____ MATERIAL PROVIDED

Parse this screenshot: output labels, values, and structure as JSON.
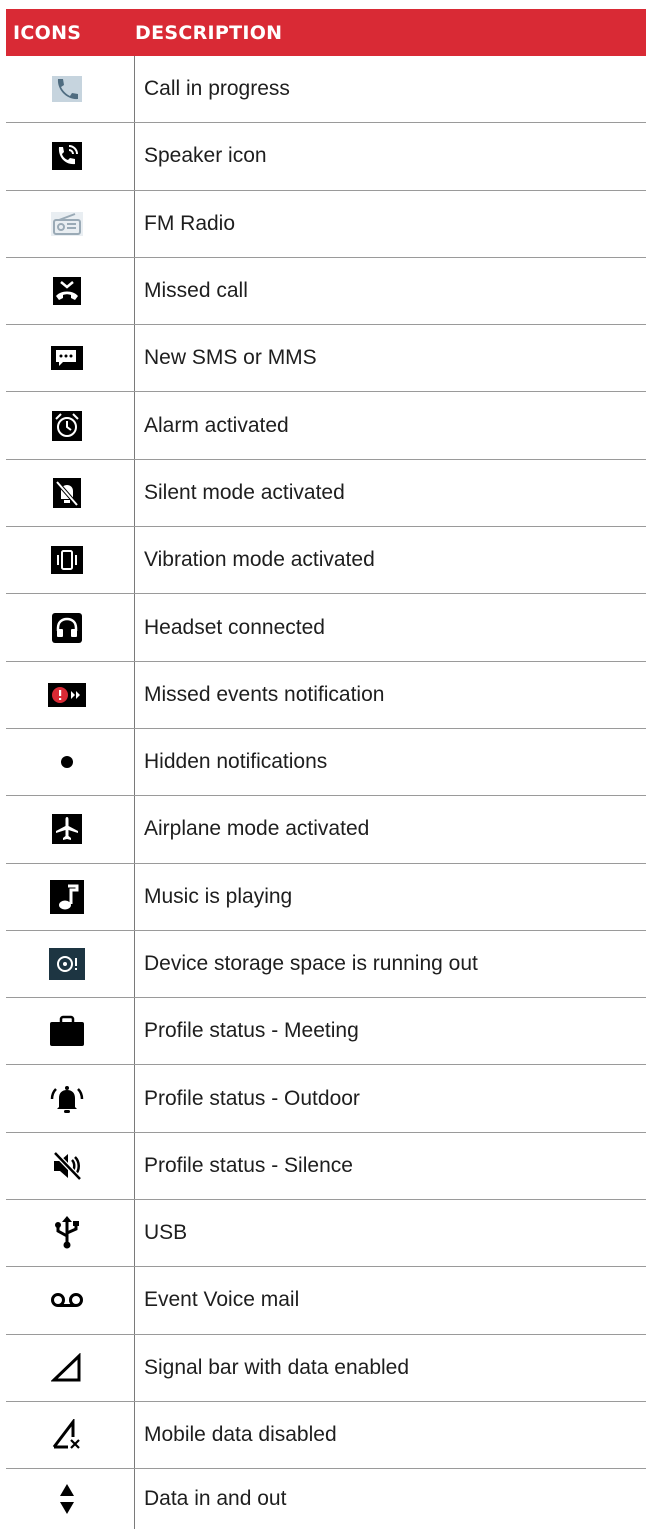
{
  "header": {
    "col_icons": "ICONS",
    "col_description": "DESCRIPTION"
  },
  "colors": {
    "header_bg": "#d92a35",
    "header_text": "#ffffff",
    "icon_dark": "#000000",
    "icon_grey": "#9a9a9a"
  },
  "rows": [
    {
      "icon": "call-in-progress-icon",
      "label": "Call in progress"
    },
    {
      "icon": "speaker-icon",
      "label": "Speaker icon"
    },
    {
      "icon": "fm-radio-icon",
      "label": "FM Radio"
    },
    {
      "icon": "missed-call-icon",
      "label": "Missed call"
    },
    {
      "icon": "new-sms-icon",
      "label": "New SMS or MMS"
    },
    {
      "icon": "alarm-icon",
      "label": "Alarm activated"
    },
    {
      "icon": "silent-mode-icon",
      "label": "Silent mode activated"
    },
    {
      "icon": "vibration-mode-icon",
      "label": "Vibration mode activated"
    },
    {
      "icon": "headset-icon",
      "label": "Headset connected"
    },
    {
      "icon": "missed-events-icon",
      "label": "Missed events notification"
    },
    {
      "icon": "hidden-notifications-icon",
      "label": "Hidden notifications"
    },
    {
      "icon": "airplane-mode-icon",
      "label": "Airplane mode activated"
    },
    {
      "icon": "music-playing-icon",
      "label": "Music is playing"
    },
    {
      "icon": "storage-low-icon",
      "label": "Device storage space is running out"
    },
    {
      "icon": "briefcase-icon",
      "label": "Profile status - Meeting"
    },
    {
      "icon": "bell-ringing-icon",
      "label": "Profile status - Outdoor"
    },
    {
      "icon": "speaker-muted-icon",
      "label": "Profile status - Silence"
    },
    {
      "icon": "usb-icon",
      "label": "USB"
    },
    {
      "icon": "voicemail-icon",
      "label": "Event Voice mail"
    },
    {
      "icon": "signal-bar-icon",
      "label": "Signal bar with data enabled"
    },
    {
      "icon": "mobile-data-disabled-icon",
      "label": "Mobile data disabled"
    },
    {
      "icon": "data-in-out-icon",
      "label": "Data in and out"
    }
  ]
}
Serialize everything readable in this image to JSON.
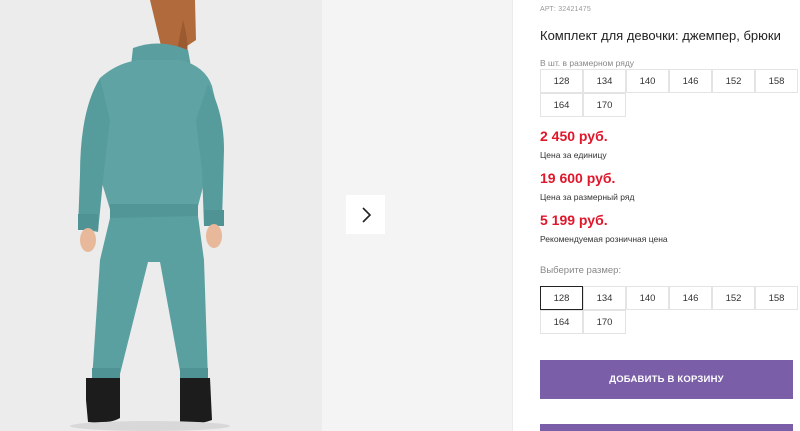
{
  "product": {
    "sku": "АРТ: 32421475",
    "title": "Комплект для девочки: джемпер, брюки",
    "range_label": "В шт. в размерном ряду"
  },
  "size_range": [
    "128",
    "134",
    "140",
    "146",
    "152",
    "158",
    "164",
    "170"
  ],
  "prices": [
    {
      "value": "2 450 руб.",
      "note": "Цена за единицу"
    },
    {
      "value": "19 600 руб.",
      "note": "Цена за размерный ряд"
    },
    {
      "value": "5 199 руб.",
      "note": "Рекомендуемая розничная цена"
    }
  ],
  "size_select": {
    "label": "Выберите размер:",
    "sizes": [
      "128",
      "134",
      "140",
      "146",
      "152",
      "158",
      "164",
      "170"
    ],
    "selected": "128"
  },
  "actions": {
    "add_to_cart": "ДОБАВИТЬ В КОРЗИНУ"
  },
  "colors": {
    "price": "#e0162b",
    "button": "#7a5fa8",
    "outfit": "#5fa3a4"
  },
  "icons": {
    "gallery_next": "chevron-right-icon"
  }
}
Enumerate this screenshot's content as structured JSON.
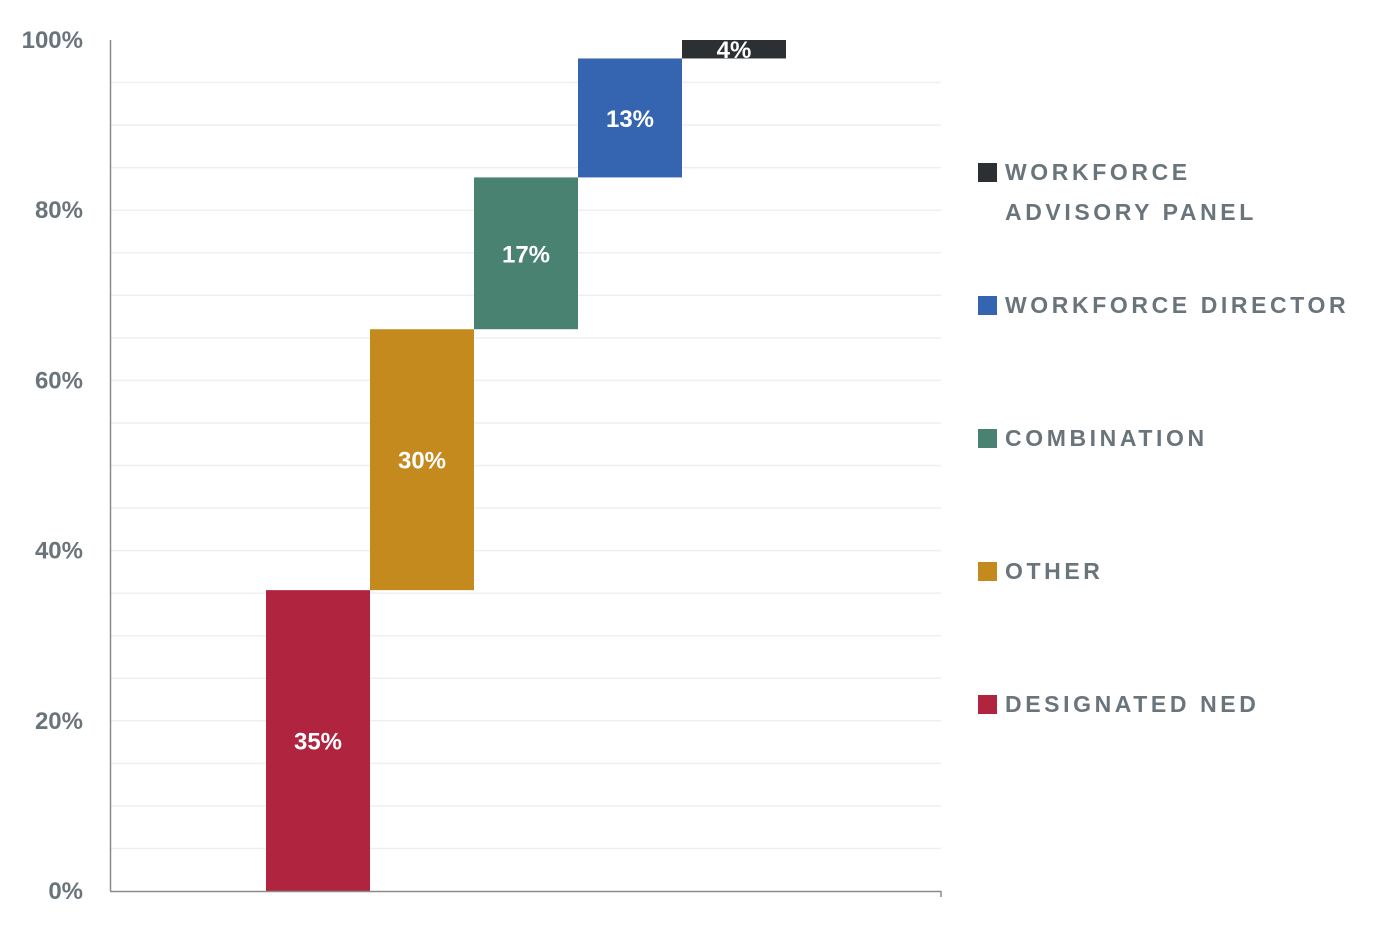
{
  "chart_data": {
    "type": "bar",
    "subtype": "waterfall-stacked",
    "title": "",
    "xlabel": "",
    "ylabel": "",
    "ylim": [
      0,
      100
    ],
    "y_ticks": [
      "0%",
      "20%",
      "40%",
      "60%",
      "80%",
      "100%"
    ],
    "y_tick_values": [
      0,
      20,
      40,
      60,
      80,
      100
    ],
    "minor_grid_step": 5,
    "grid": true,
    "legend_position": "right",
    "series": [
      {
        "name": "DESIGNATED NED",
        "value": 35,
        "label": "35%",
        "color": "#b0243f"
      },
      {
        "name": "OTHER",
        "value": 30,
        "label": "30%",
        "color": "#c48a1e"
      },
      {
        "name": "COMBINATION",
        "value": 17,
        "label": "17%",
        "color": "#4a8271"
      },
      {
        "name": "WORKFORCE DIRECTOR",
        "value": 13,
        "label": "13%",
        "color": "#3565b0"
      },
      {
        "name": "WORKFORCE ADVISORY PANEL",
        "value": 4,
        "label": "4%",
        "color": "#2d3033"
      }
    ],
    "legend": [
      {
        "line1": "WORKFORCE",
        "line2": "ADVISORY PANEL",
        "color": "#2d3033"
      },
      {
        "line1": "WORKFORCE DIRECTOR",
        "line2": "",
        "color": "#3565b0"
      },
      {
        "line1": "COMBINATION",
        "line2": "",
        "color": "#4a8271"
      },
      {
        "line1": "OTHER",
        "line2": "",
        "color": "#c48a1e"
      },
      {
        "line1": "DESIGNATED NED",
        "line2": "",
        "color": "#b0243f"
      }
    ]
  }
}
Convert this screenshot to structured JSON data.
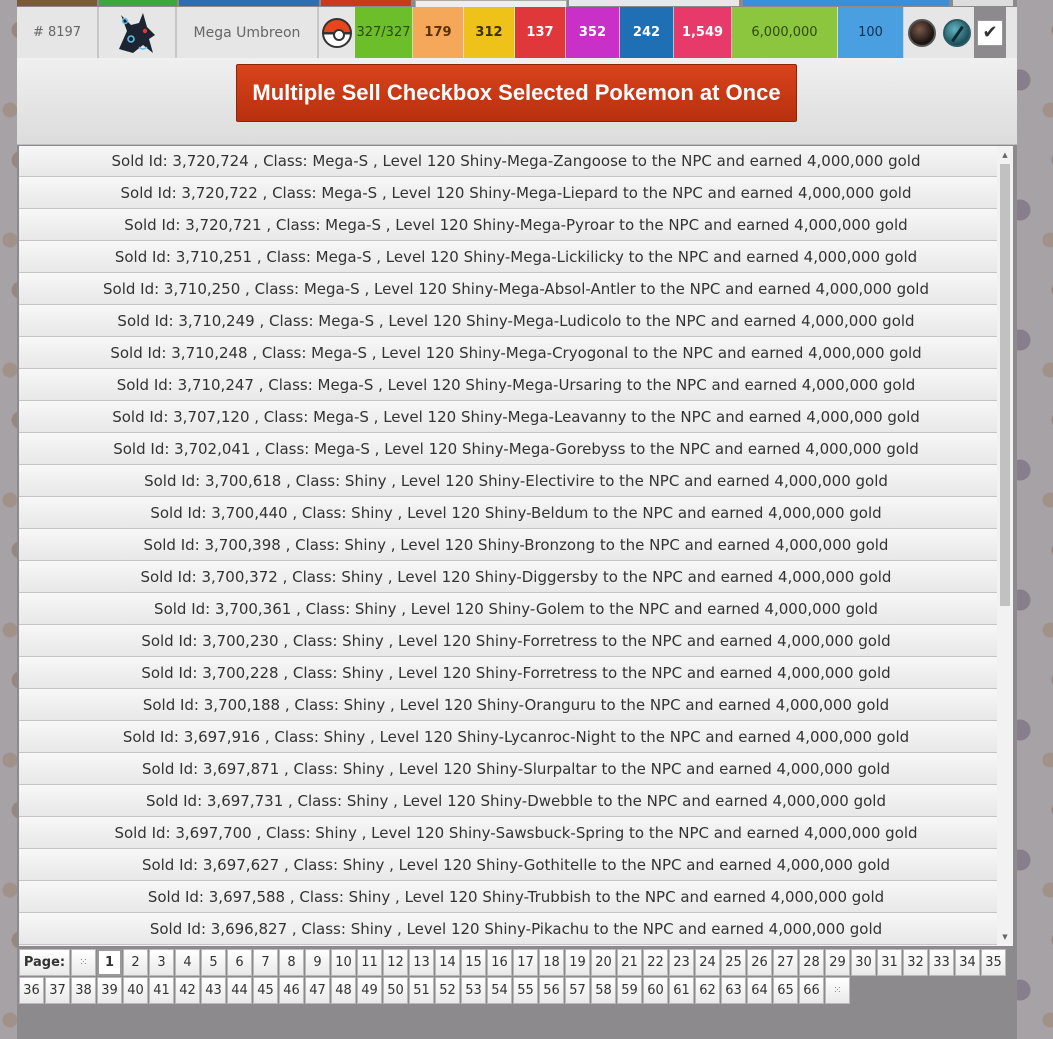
{
  "pokemon_row": {
    "number": "# 8197",
    "name": "Mega Umbreon",
    "hp": "327/327",
    "stats": [
      {
        "value": "179",
        "color": "#f6a85a",
        "text_color": "#5a3200"
      },
      {
        "value": "312",
        "color": "#efc21a",
        "text_color": "#3a3000"
      },
      {
        "value": "137",
        "color": "#e0383a",
        "text_color": "#ffffff"
      },
      {
        "value": "352",
        "color": "#c830c8",
        "text_color": "#ffffff"
      },
      {
        "value": "242",
        "color": "#1e6fb4",
        "text_color": "#ffffff"
      },
      {
        "value": "1,549",
        "color": "#e83a6a",
        "text_color": "#ffffff"
      }
    ],
    "price": "6,000,000",
    "level": "100",
    "checkbox_mark": "✔"
  },
  "sell_button_label": "Multiple Sell Checkbox Selected Pokemon at Once",
  "log": [
    "Sold Id: 3,720,724 , Class: Mega-S , Level 120 Shiny-Mega-Zangoose to the NPC and earned 4,000,000 gold",
    "Sold Id: 3,720,722 , Class: Mega-S , Level 120 Shiny-Mega-Liepard to the NPC and earned 4,000,000 gold",
    "Sold Id: 3,720,721 , Class: Mega-S , Level 120 Shiny-Mega-Pyroar to the NPC and earned 4,000,000 gold",
    "Sold Id: 3,710,251 , Class: Mega-S , Level 120 Shiny-Mega-Lickilicky to the NPC and earned 4,000,000 gold",
    "Sold Id: 3,710,250 , Class: Mega-S , Level 120 Shiny-Mega-Absol-Antler to the NPC and earned 4,000,000 gold",
    "Sold Id: 3,710,249 , Class: Mega-S , Level 120 Shiny-Mega-Ludicolo to the NPC and earned 4,000,000 gold",
    "Sold Id: 3,710,248 , Class: Mega-S , Level 120 Shiny-Mega-Cryogonal to the NPC and earned 4,000,000 gold",
    "Sold Id: 3,710,247 , Class: Mega-S , Level 120 Shiny-Mega-Ursaring to the NPC and earned 4,000,000 gold",
    "Sold Id: 3,707,120 , Class: Mega-S , Level 120 Shiny-Mega-Leavanny to the NPC and earned 4,000,000 gold",
    "Sold Id: 3,702,041 , Class: Mega-S , Level 120 Shiny-Mega-Gorebyss to the NPC and earned 4,000,000 gold",
    "Sold Id: 3,700,618 , Class: Shiny , Level 120 Shiny-Electivire to the NPC and earned 4,000,000 gold",
    "Sold Id: 3,700,440 , Class: Shiny , Level 120 Shiny-Beldum to the NPC and earned 4,000,000 gold",
    "Sold Id: 3,700,398 , Class: Shiny , Level 120 Shiny-Bronzong to the NPC and earned 4,000,000 gold",
    "Sold Id: 3,700,372 , Class: Shiny , Level 120 Shiny-Diggersby to the NPC and earned 4,000,000 gold",
    "Sold Id: 3,700,361 , Class: Shiny , Level 120 Shiny-Golem to the NPC and earned 4,000,000 gold",
    "Sold Id: 3,700,230 , Class: Shiny , Level 120 Shiny-Forretress to the NPC and earned 4,000,000 gold",
    "Sold Id: 3,700,228 , Class: Shiny , Level 120 Shiny-Forretress to the NPC and earned 4,000,000 gold",
    "Sold Id: 3,700,188 , Class: Shiny , Level 120 Shiny-Oranguru to the NPC and earned 4,000,000 gold",
    "Sold Id: 3,697,916 , Class: Shiny , Level 120 Shiny-Lycanroc-Night to the NPC and earned 4,000,000 gold",
    "Sold Id: 3,697,871 , Class: Shiny , Level 120 Shiny-Slurpaltar to the NPC and earned 4,000,000 gold",
    "Sold Id: 3,697,731 , Class: Shiny , Level 120 Shiny-Dwebble to the NPC and earned 4,000,000 gold",
    "Sold Id: 3,697,700 , Class: Shiny , Level 120 Shiny-Sawsbuck-Spring to the NPC and earned 4,000,000 gold",
    "Sold Id: 3,697,627 , Class: Shiny , Level 120 Shiny-Gothitelle to the NPC and earned 4,000,000 gold",
    "Sold Id: 3,697,588 , Class: Shiny , Level 120 Shiny-Trubbish to the NPC and earned 4,000,000 gold",
    "Sold Id: 3,696,827 , Class: Shiny , Level 120 Shiny-Pikachu to the NPC and earned 4,000,000 gold"
  ],
  "pager": {
    "label": "Page:",
    "current": "1",
    "first_ellipsis": "⁙",
    "last_ellipsis": "⁙",
    "pages_line1": [
      "1",
      "2",
      "3",
      "4",
      "5",
      "6",
      "7",
      "8",
      "9",
      "10",
      "11",
      "12",
      "13",
      "14",
      "15",
      "16",
      "17",
      "18",
      "19",
      "20",
      "21",
      "22",
      "23",
      "24",
      "25",
      "26",
      "27",
      "28",
      "29",
      "30",
      "31",
      "32",
      "33",
      "34",
      "35"
    ],
    "pages_line2": [
      "36",
      "37",
      "38",
      "39",
      "40",
      "41",
      "42",
      "43",
      "44",
      "45",
      "46",
      "47",
      "48",
      "49",
      "50",
      "51",
      "52",
      "53",
      "54",
      "55",
      "56",
      "57",
      "58",
      "59",
      "60",
      "61",
      "62",
      "63",
      "64",
      "65",
      "66"
    ]
  },
  "colors": {
    "hp_bar": "#6cbf2a",
    "price_bar": "#8cc63f",
    "level_bar": "#4a9fe0",
    "sell_button": "#c8391a"
  },
  "icons": {
    "pokemon_sprite": "umbreon-sprite-icon",
    "pokeball": "pokeball-icon",
    "held_item": "dark-orb-icon",
    "mega_stone": "mega-stone-icon",
    "checkbox": "checkbox-icon"
  }
}
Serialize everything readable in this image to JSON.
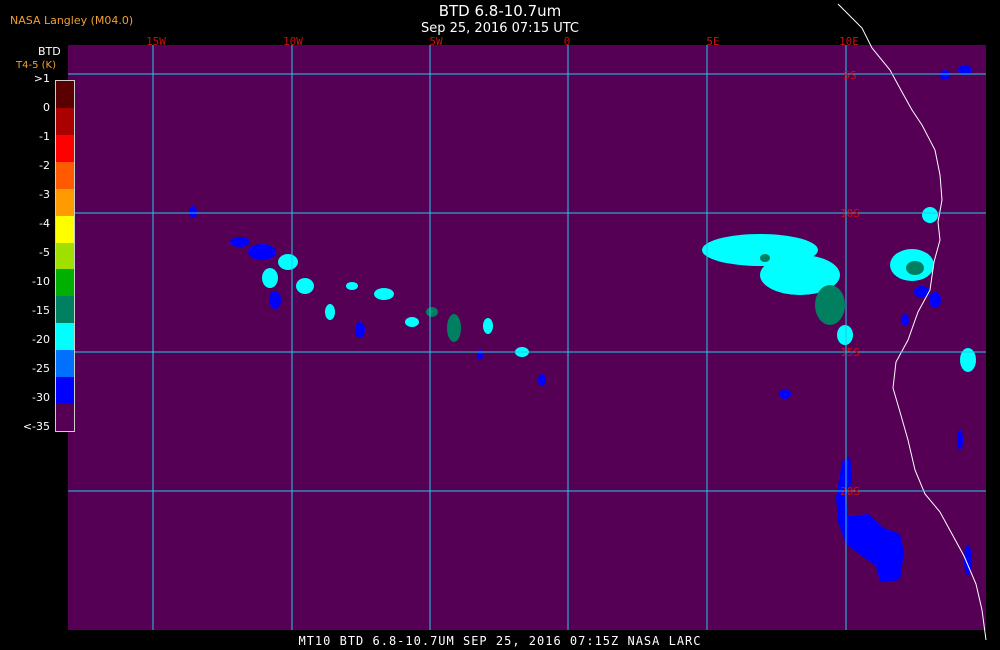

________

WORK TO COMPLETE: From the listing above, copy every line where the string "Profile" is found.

ANSWER TO THIS TASK:
      "label": "Profile status - Meeting"
      "label": "Profile status - Outdoor"
      "label": "Profile status - Silence"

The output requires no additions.